*** DATA LISTING ***
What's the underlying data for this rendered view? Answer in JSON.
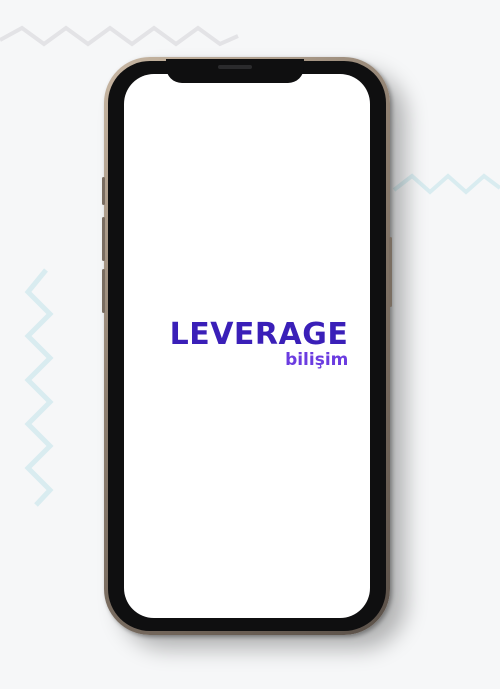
{
  "logo": {
    "main_text": "LEVERAGE",
    "sub_text": "bilişim"
  },
  "colors": {
    "logo_main": "#3a1fb8",
    "logo_sub": "#6b3ce0",
    "screen_background": "#ffffff",
    "page_background": "#f6f7f8"
  },
  "icons": [
    "phone-speaker-icon"
  ]
}
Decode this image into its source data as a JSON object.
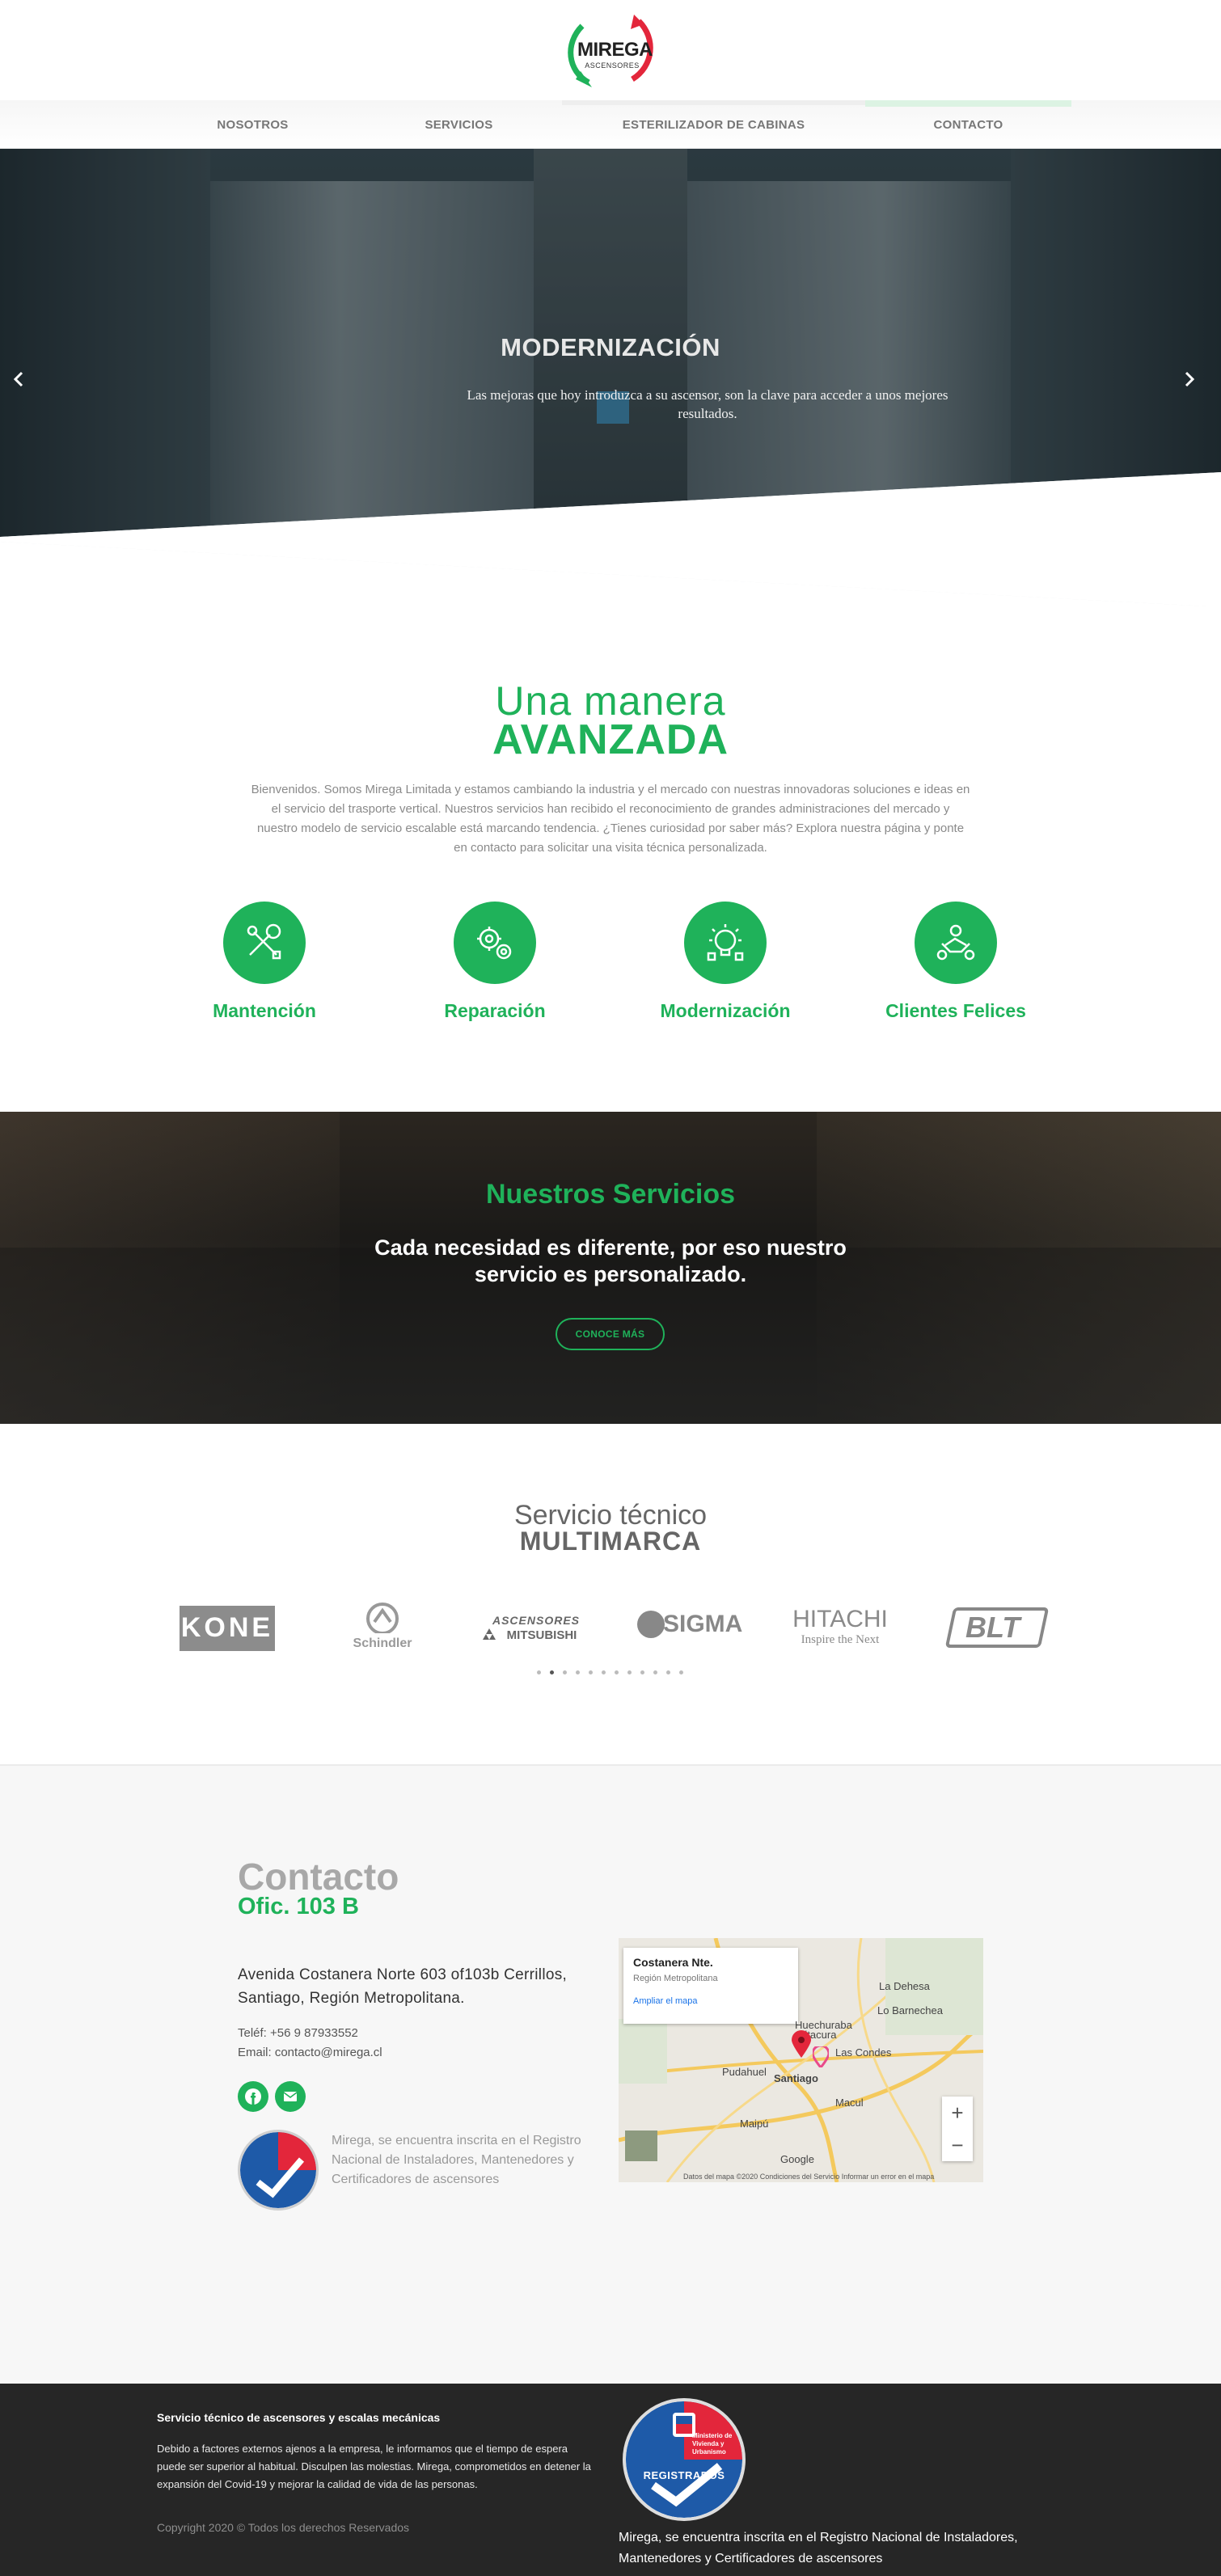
{
  "brand": {
    "name": "MIREGA",
    "tagline": "ASCENSORES",
    "green": "#1fb25a",
    "red": "#e3263b"
  },
  "nav": {
    "items": [
      {
        "label": "NOSOTROS"
      },
      {
        "label": "SERVICIOS"
      },
      {
        "label": "ESTERILIZADOR DE CABINAS"
      },
      {
        "label": "CONTACTO"
      }
    ]
  },
  "hero": {
    "title": "MODERNIZACIÓN",
    "text": "Las mejoras que hoy introduzca a su ascensor, son la clave para acceder a unos mejores resultados.",
    "prev_icon": "chevron-left-icon",
    "next_icon": "chevron-right-icon"
  },
  "intro": {
    "title_light": "Una manera",
    "title_bold": "AVANZADA",
    "paragraph": "Bienvenidos. Somos Mirega Limitada y estamos cambiando la industria y el mercado con nuestras innovadoras soluciones e ideas en el servicio del trasporte vertical. Nuestros servicios han recibido el reconocimiento de grandes administraciones del mercado y nuestro modelo de servicio escalable está marcando tendencia. ¿Tienes curiosidad por saber más? Explora nuestra página y ponte en contacto para solicitar una visita técnica personalizada.",
    "features": [
      {
        "label": "Mantención",
        "icon": "wrench-icon"
      },
      {
        "label": "Reparación",
        "icon": "gears-icon"
      },
      {
        "label": "Modernización",
        "icon": "innovation-icon"
      },
      {
        "label": "Clientes Felices",
        "icon": "handshake-icon"
      }
    ]
  },
  "services": {
    "title": "Nuestros Servicios",
    "subtitle": "Cada necesidad es diferente, por eso nuestro servicio es personalizado.",
    "button": "CONOCE MÁS"
  },
  "brands": {
    "title_light": "Servicio técnico",
    "title_bold": "MULTIMARCA",
    "logos": [
      {
        "text": "KONE"
      },
      {
        "text": "Schindler"
      },
      {
        "text": "ASCENSORES",
        "text2": "MITSUBISHI"
      },
      {
        "text": "SIGMA"
      },
      {
        "text": "HITACHI",
        "text2": "Inspire the Next"
      },
      {
        "text": "BLT"
      }
    ],
    "carousel_pages": 12,
    "carousel_active": 1
  },
  "contact": {
    "title": "Contacto",
    "office": "Ofic. 103 B",
    "address": "Avenida Costanera Norte 603 of103b Cerrillos, Santiago, Región Metropolitana.",
    "phone": "Teléf: +56 9 87933552",
    "email": "Email: contacto@mirega.cl",
    "social": [
      {
        "icon": "facebook-icon"
      },
      {
        "icon": "envelope-icon"
      }
    ],
    "registry": "Mirega, se encuentra inscrita en el Registro Nacional de Instaladores, Mantenedores y Certificadores de ascensores",
    "map": {
      "place": "Costanera Nte.",
      "region": "Región Metropolitana",
      "link": "Ampliar el mapa",
      "labels": [
        "Lo Barnechea",
        "La Dehesa",
        "Las Condes",
        "Vitacura",
        "Huechuraba",
        "Pudahuel",
        "Santiago",
        "Maipú",
        "Macul",
        "Google"
      ],
      "zoom_in": "+",
      "zoom_out": "−",
      "footer": "Datos del mapa ©2020   Condiciones del Servicio   Informar un error en el mapa"
    }
  },
  "badge": {
    "ministry": "Ministerio de Vivienda y Urbanismo",
    "status": "REGISTRADOS"
  },
  "footer": {
    "title": "Servicio técnico de ascensores y escalas mecánicas",
    "text": "Debido a factores externos ajenos a la empresa, le informamos que el tiempo de espera puede ser superior al habitual. Disculpen las molestias. Mirega, comprometidos en detener la expansión del Covid-19 y mejorar la calidad de vida de las personas.",
    "copyright": "Copyright 2020 © Todos los derechos Reservados",
    "registry": "Mirega, se encuentra inscrita en el Registro Nacional de Instaladores, Mantenedores y Certificadores de ascensores"
  }
}
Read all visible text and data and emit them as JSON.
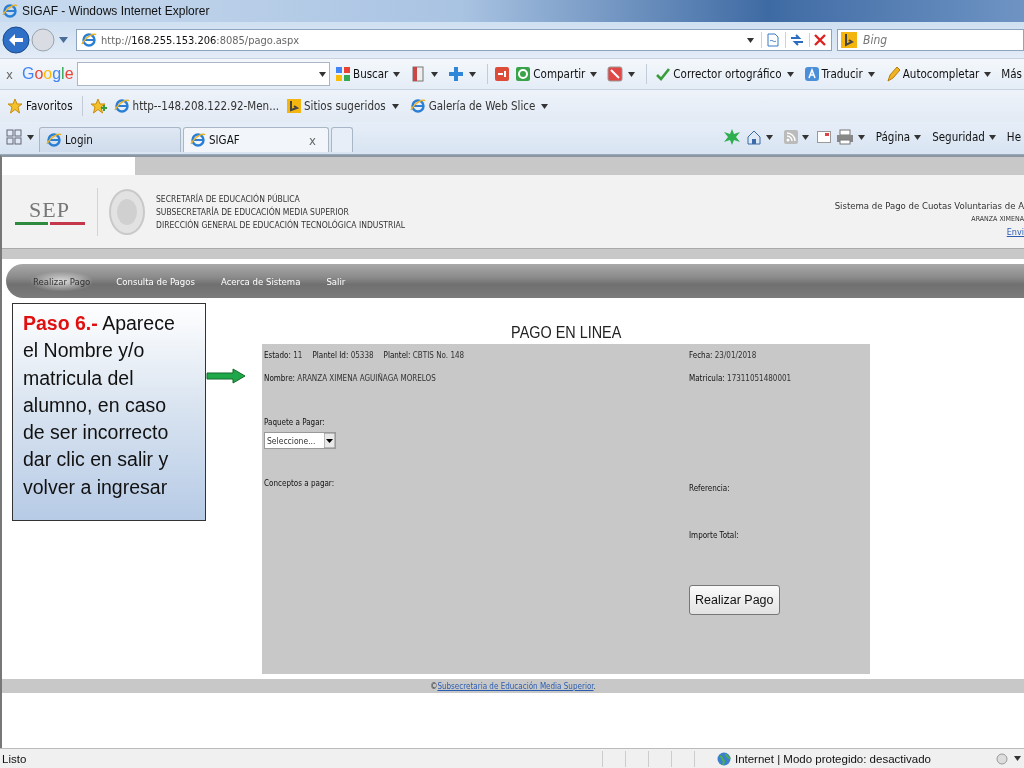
{
  "window": {
    "title": "SIGAF - Windows Internet Explorer"
  },
  "address_bar": {
    "url": "http://**168.255.153.206**:8085/pago.aspx"
  },
  "search_box": {
    "placeholder": "Bing"
  },
  "google_toolbar": {
    "close": "x",
    "logo": "Google",
    "items": [
      {
        "kind": "menu",
        "label": "Buscar"
      },
      {
        "kind": "icon_menu"
      },
      {
        "kind": "icon_menu"
      },
      {
        "kind": "icon"
      },
      {
        "kind": "menu",
        "label": "Compartir"
      },
      {
        "kind": "icon_menu"
      },
      {
        "kind": "menu",
        "label": "Corrector ortográfico"
      },
      {
        "kind": "menu",
        "label": "Traducir"
      },
      {
        "kind": "menu",
        "label": "Autocompletar"
      },
      {
        "kind": "text",
        "label": "Más"
      }
    ]
  },
  "favorites_bar": {
    "label": "Favoritos",
    "items": [
      {
        "label": "http--148.208.122.92-Men...",
        "menu": false
      },
      {
        "label": "Sitios sugeridos",
        "menu": true
      },
      {
        "label": "Galería de Web Slice",
        "menu": true
      }
    ]
  },
  "tabs": [
    {
      "label": "Login",
      "selected": false
    },
    {
      "label": "SIGAF",
      "selected": true,
      "close": "x"
    }
  ],
  "command_bar": {
    "menus": [
      "Página",
      "Seguridad"
    ],
    "cut_item": "He"
  },
  "header": {
    "logo": "SEP",
    "lines": [
      "SECRETARÍA DE EDUCACIÓN PÚBLICA",
      "SUBSECRETARÍA DE EDUCACIÓN MEDIA SUPERIOR",
      "DIRECCIÓN GENERAL DE EDUCACIÓN TECNOLÓGICA INDUSTRIAL"
    ],
    "system_name": "Sistema de Pago de Cuotas Voluntarias de A",
    "user": "ARANZA XIMENA",
    "link": "Envi"
  },
  "nav": [
    {
      "label": "Realizar Pago",
      "selected": true
    },
    {
      "label": "Consulta de Pagos",
      "selected": false
    },
    {
      "label": "Acerca de Sistema",
      "selected": false
    },
    {
      "label": "Salir",
      "selected": false
    }
  ],
  "callout": {
    "text": "**Paso 6.-** Aparece el Nombre y/o matricula del alumno, en caso de ser incorrecto dar clic en salir y volver a ingresar"
  },
  "page_title": "PAGO EN LINEA",
  "form": {
    "left_info": [
      "**Estado:** 11",
      "**Plantel Id:** 05338",
      "**Plantel:** CBTIS No. 148"
    ],
    "fecha": "**Fecha:** 23/01/2018",
    "nombre": "**Nombre:** ARANZA XIMENA AGUIÑAGA MORELOS",
    "matricula": "**Matricula:** 17311051480001",
    "paquete_label": "Paquete a Pagar:",
    "paquete_select": "Seleccione...",
    "conceptos_label": "Conceptos a pagar:",
    "referencia_label": "Referencia:",
    "importe_label": "Importe Total:",
    "submit": "Realizar Pago"
  },
  "footer": {
    "symbol": "©",
    "link": "Subsecretaria de Educación Media Superior",
    "end": "."
  },
  "status_bar": {
    "status": "Listo",
    "zone": "Internet | Modo protegido: desactivado"
  }
}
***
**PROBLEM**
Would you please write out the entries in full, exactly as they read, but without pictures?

**FINISHED EXERCISE**
What's the underlying data for this rendered view? Answer in JSON.
{
  "logo": {
    "main_text": "LEVERAGE",
    "sub_text": "bilişim"
  },
  "colors": {
    "logo_main": "#3a1fb8",
    "logo_sub": "#6b3ce0",
    "screen_background": "#ffffff",
    "page_background": "#f6f7f8"
  },
  "icons": [
    "phone-speaker-icon"
  ]
}
Decode this image into its source data as a JSON object.
{
  "brand": {
    "name": "MIREGA",
    "tagline": "ASCENSORES",
    "green": "#1fb25a",
    "red": "#e3263b"
  },
  "nav": {
    "items": [
      {
        "label": "NOSOTROS"
      },
      {
        "label": "SERVICIOS"
      },
      {
        "label": "ESTERILIZADOR DE CABINAS"
      },
      {
        "label": "CONTACTO"
      }
    ]
  },
  "hero": {
    "title": "MODERNIZACIÓN",
    "text": "Las mejoras que hoy introduzca a su ascensor, son la clave para acceder a unos mejores resultados.",
    "prev_icon": "chevron-left-icon",
    "next_icon": "chevron-right-icon"
  },
  "intro": {
    "title_light": "Una manera",
    "title_bold": "AVANZADA",
    "paragraph": "Bienvenidos. Somos Mirega Limitada y estamos cambiando la industria y el mercado con nuestras innovadoras soluciones e ideas en el servicio del trasporte vertical. Nuestros servicios han recibido el reconocimiento de grandes administraciones del mercado y nuestro modelo de servicio escalable está marcando tendencia. ¿Tienes curiosidad por saber más? Explora nuestra página y ponte en contacto para solicitar una visita técnica personalizada.",
    "features": [
      {
        "label": "Mantención",
        "icon": "wrench-icon"
      },
      {
        "label": "Reparación",
        "icon": "gears-icon"
      },
      {
        "label": "Modernización",
        "icon": "innovation-icon"
      },
      {
        "label": "Clientes Felices",
        "icon": "handshake-icon"
      }
    ]
  },
  "services": {
    "title": "Nuestros Servicios",
    "subtitle": "Cada necesidad es diferente, por eso nuestro servicio es personalizado.",
    "button": "CONOCE MÁS"
  },
  "brands": {
    "title_light": "Servicio técnico",
    "title_bold": "MULTIMARCA",
    "logos": [
      {
        "text": "KONE"
      },
      {
        "text": "Schindler"
      },
      {
        "text": "ASCENSORES",
        "text2": "MITSUBISHI"
      },
      {
        "text": "SIGMA"
      },
      {
        "text": "HITACHI",
        "text2": "Inspire the Next"
      },
      {
        "text": "BLT"
      }
    ],
    "carousel_pages": 12,
    "carousel_active": 1
  },
  "contact": {
    "title": "Contacto",
    "office": "Ofic. 103 B",
    "address": "Avenida Costanera Norte 603 of103b Cerrillos, Santiago, Región Metropolitana.",
    "phone": "Teléf: +56 9 87933552",
    "email": "Email: contacto@mirega.cl",
    "social": [
      {
        "icon": "facebook-icon"
      },
      {
        "icon": "envelope-icon"
      }
    ],
    "registry": "Mirega, se encuentra inscrita en el Registro Nacional de Instaladores, Mantenedores y Certificadores de ascensores",
    "map": {
      "place": "Costanera Nte.",
      "region": "Región Metropolitana",
      "link": "Ampliar el mapa",
      "labels": [
        "Lo Barnechea",
        "La Dehesa",
        "Las Condes",
        "Vitacura",
        "Huechuraba",
        "Pudahuel",
        "Santiago",
        "Maipú",
        "Macul",
        "Google"
      ],
      "zoom_in": "+",
      "zoom_out": "−",
      "footer": "Datos del mapa ©2020   Condiciones del Servicio   Informar un error en el mapa"
    }
  },
  "badge": {
    "ministry": "Ministerio de Vivienda y Urbanismo",
    "status": "REGISTRADOS"
  },
  "footer": {
    "title": "Servicio técnico de ascensores y escalas mecánicas",
    "text": "Debido a factores externos ajenos a la empresa, le informamos que el tiempo de espera puede ser superior al habitual. Disculpen las molestias. Mirega, comprometidos en detener la expansión del Covid-19 y mejorar la calidad de vida de las personas.",
    "copyright": "Copyright 2020 © Todos los derechos Reservados",
    "registry": "Mirega, se encuentra inscrita en el Registro Nacional de Instaladores, Mantenedores y Certificadores de ascensores"
  }
}
Read all visible text and data and emit them as JSON.
{
  "window": {
    "title": "SIGAF - Windows Internet Explorer"
  },
  "address_bar": {
    "url": "http://**168.255.153.206**:8085/pago.aspx"
  },
  "search_box": {
    "placeholder": "Bing"
  },
  "google_toolbar": {
    "close": "x",
    "logo": "Google",
    "items": [
      {
        "kind": "menu",
        "label": "Buscar"
      },
      {
        "kind": "icon_menu"
      },
      {
        "kind": "icon_menu"
      },
      {
        "kind": "icon"
      },
      {
        "kind": "menu",
        "label": "Compartir"
      },
      {
        "kind": "icon_menu"
      },
      {
        "kind": "menu",
        "label": "Corrector ortográfico"
      },
      {
        "kind": "menu",
        "label": "Traducir"
      },
      {
        "kind": "menu",
        "label": "Autocompletar"
      },
      {
        "kind": "text",
        "label": "Más"
      }
    ]
  },
  "favorites_bar": {
    "label": "Favoritos",
    "items": [
      {
        "label": "http--148.208.122.92-Men...",
        "menu": false
      },
      {
        "label": "Sitios sugeridos",
        "menu": true
      },
      {
        "label": "Galería de Web Slice",
        "menu": true
      }
    ]
  },
  "tabs": [
    {
      "label": "Login",
      "selected": false
    },
    {
      "label": "SIGAF",
      "selected": true,
      "close": "x"
    }
  ],
  "command_bar": {
    "menus": [
      "Página",
      "Seguridad"
    ],
    "cut_item": "He"
  },
  "header": {
    "logo": "SEP",
    "lines": [
      "SECRETARÍA DE EDUCACIÓN PÚBLICA",
      "SUBSECRETARÍA DE EDUCACIÓN MEDIA SUPERIOR",
      "DIRECCIÓN GENERAL DE EDUCACIÓN TECNOLÓGICA INDUSTRIAL"
    ],
    "system_name": "Sistema de Pago de Cuotas Voluntarias de A",
    "user": "ARANZA XIMENA",
    "link": "Envi"
  },
  "nav": [
    {
      "label": "Realizar Pago",
      "selected": true
    },
    {
      "label": "Consulta de Pagos",
      "selected": false
    },
    {
      "label": "Acerca de Sistema",
      "selected": false
    },
    {
      "label": "Salir",
      "selected": false
    }
  ],
  "callout": {
    "text": "**Paso 6.-** Aparece el Nombre y/o matricula del alumno, en caso de ser incorrecto dar clic en salir y volver a ingresar"
  },
  "page_title": "PAGO EN LINEA",
  "form": {
    "left_info": [
      "**Estado:** 11",
      "**Plantel Id:** 05338",
      "**Plantel:** CBTIS No. 148"
    ],
    "fecha": "**Fecha:** 23/01/2018",
    "nombre": "**Nombre:** ARANZA XIMENA AGUIÑAGA MORELOS",
    "matricula": "**Matricula:** 17311051480001",
    "paquete_label": "Paquete a Pagar:",
    "paquete_select": "Seleccione...",
    "conceptos_label": "Conceptos a pagar:",
    "referencia_label": "Referencia:",
    "importe_label": "Importe Total:",
    "submit": "Realizar Pago"
  },
  "footer": {
    "symbol": "©",
    "link": "Subsecretaria de Educación Media Superior",
    "end": "."
  },
  "status_bar": {
    "status": "Listo",
    "zone": "Internet | Modo protegido: desactivado"
  }
}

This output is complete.